After evaluating the MRI results, the orthopedic surgeon recommended surgery to reconstruct the ACL. Derrick was a young athlete who had dreams of playing professionally and would need the full function of his knee. Derrick would definitely not return to play this season, but if all went well, would return the following season.
Instructor's Note: A conservative, non-surgical approach of treating an ACL tear is also an option. The patient undergoes extensive physical therapy to strengthen the knee. Although the knee will not function as well as it once did, this is often the best approach for an older or nonathletic patient.
The surgery would not take place for 3-6 weeks. The swelling in the knee would need to subside as well as the hemarthrosis for the surgery to be successful. The presurgery goal would be to reduce swelling and pain and restore a full range of motion. Derrick would begin physical therapy as soon as possible. The goals of the first phase of physical therapy were to minimize swelling, pain, and hemorrhage after surgery; establish and maintain full knee extension; achieve good quadriceps control, and to begin working on regaining knee flexion and neuromuscular control.

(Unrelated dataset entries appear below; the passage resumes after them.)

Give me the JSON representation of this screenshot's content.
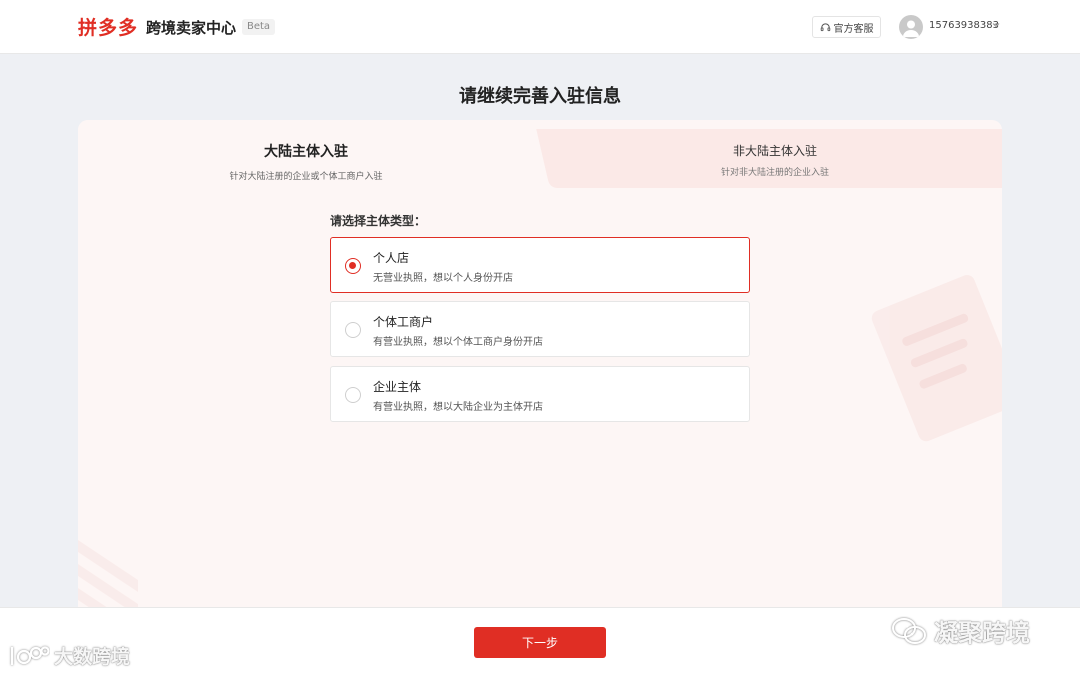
{
  "header": {
    "logo": "拼多多",
    "app_title": "跨境卖家中心",
    "beta": "Beta",
    "customer_service": "官方客服",
    "user_phone": "15763938383"
  },
  "page_title": "请继续完善入驻信息",
  "tabs": [
    {
      "label": "大陆主体入驻",
      "sub": "针对大陆注册的企业或个体工商户入驻",
      "active": true
    },
    {
      "label": "非大陆主体入驻",
      "sub": "针对非大陆注册的企业入驻",
      "active": false
    }
  ],
  "select_label": "请选择主体类型：",
  "options": [
    {
      "title": "个人店",
      "desc": "无营业执照，想以个人身份开店",
      "selected": true
    },
    {
      "title": "个体工商户",
      "desc": "有营业执照，想以个体工商户身份开店",
      "selected": false
    },
    {
      "title": "企业主体",
      "desc": "有营业执照，想以大陆企业为主体开店",
      "selected": false
    }
  ],
  "footer": {
    "next_label": "下一步"
  },
  "watermarks": {
    "left": "大数跨境",
    "right": "凝聚跨境"
  },
  "colors": {
    "brand": "#e02e24",
    "card_bg": "#fdf6f5",
    "page_bg": "#eef0f4"
  }
}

The orthopedic surgeon performed surgery one month after the initial injury. At this point, the swelling and hemarthrosis had subsided and Derrick's knee was stronger due to physical therapy. The surgeon explained that he would perform the surgery arthroscopically. The surgeon would use a graft from Derrick's patellar tendon to replace the torn ACL ligament. See ACL reconstruction by arthroscopic surgery.
- 7. What is an arthroscope?
- 8. What are some advantages of arthroscopic surgery?
- 9. Describe the surgical method used to replace a torn ACL.
View ACL Reconstruction Surgery video
Instructor's Note: The student may wonder why the torn ACL ligament is replaced, and simply not sutured together. Surgeons have found that attempting to repair a torn ligament by stitching is ineffective. The ligaments do not heal or function as they should. Ligaments are replaced by an autograft (using tendons from the patient's own body), or an allograft (using donated tendons from another body). A patellar tendon autograft is the most common repair.
Principles of Athletic Training, Ninth Edition, Arnheim and Prentice, pg. 496.